DRASTIC steps are needed to get rid of fish pirates with foreign flagged or unregistered fishing vessels that operate in Namibia’s Exclusive Economic Zone which is costing the country billions of dollars in potential revenue each year.
The recent arrest of five fishing vessel captains and the fact that the Heinaste fishing vessel was impounded in the port of Walvis Bay shed new light on the practice of Illegal Unreported and Unregulated fishing operations in Namibian waters.
The acting Minister of Fisheries and Marine Resources, Dr. Albert Kawana, said IUU fishing is costing Namibia billions of dollars in potential revenue and that the country through its law enforcement and security agencies will take more aggressive steps to fight the scourge of IUU fishing practices in the country’s economic zone.
“We have patrol vessels that need to be sent out to protect the country’s marine resources. We already have aircraft patrolling the coast regularly but some of the illegal vessels still manage to slip through the net.”
He said the arrest of the Heinaste in the port of Walvis Bay is part of the process to fight IUU fishing. According to Dr. Kawana the matter with the super trawler and her captain is still under investigation and that the future of the vessel will be determined by the outcome of the investigation.
It is estimated that Illegal Unreported and Unregulated fishing accounts for roughly US$23 billion in lost revenue for countries around the world. IUU fishing undermines national and regional efforts to conserve and manage fish stocks, according to the Food and Agricultural Organisation.
Namibia also committed to ensuring that at least ten percent of its Exclusive Economic Zone is gazetted as a marine protected area by 2020.
In the case of the Heinaste it is a well known fact that catches were under reported and that a large portion of its catches were transhipped to cargo vessels at sea.
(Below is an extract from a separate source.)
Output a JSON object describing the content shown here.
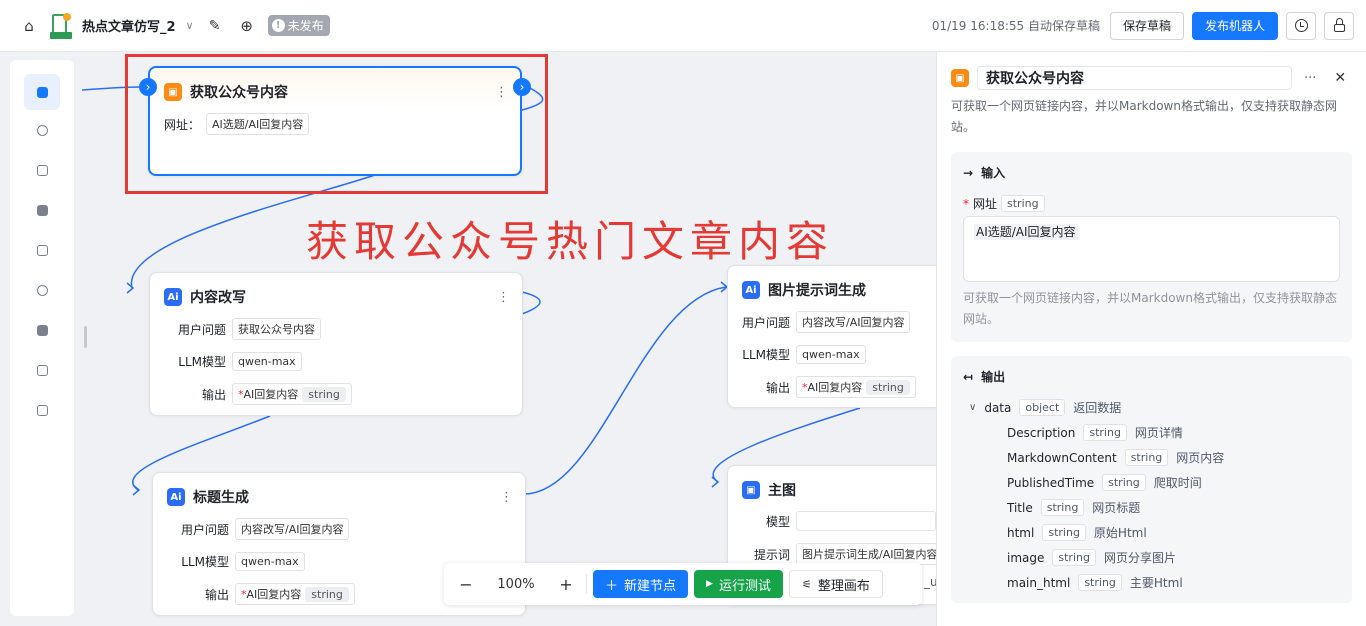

Only a fraction of the catches were landed and processed on shore in Namibia.
It is estimated that the unreported catches which was transhipped to cargo vessels at sea cost Namibia an estimated N$2.5 billion in revenue.
Pictured: Frozen fish being transhipped from the Heinaste fishing trawler to a cargo vessel at sea. – Photo: Contributed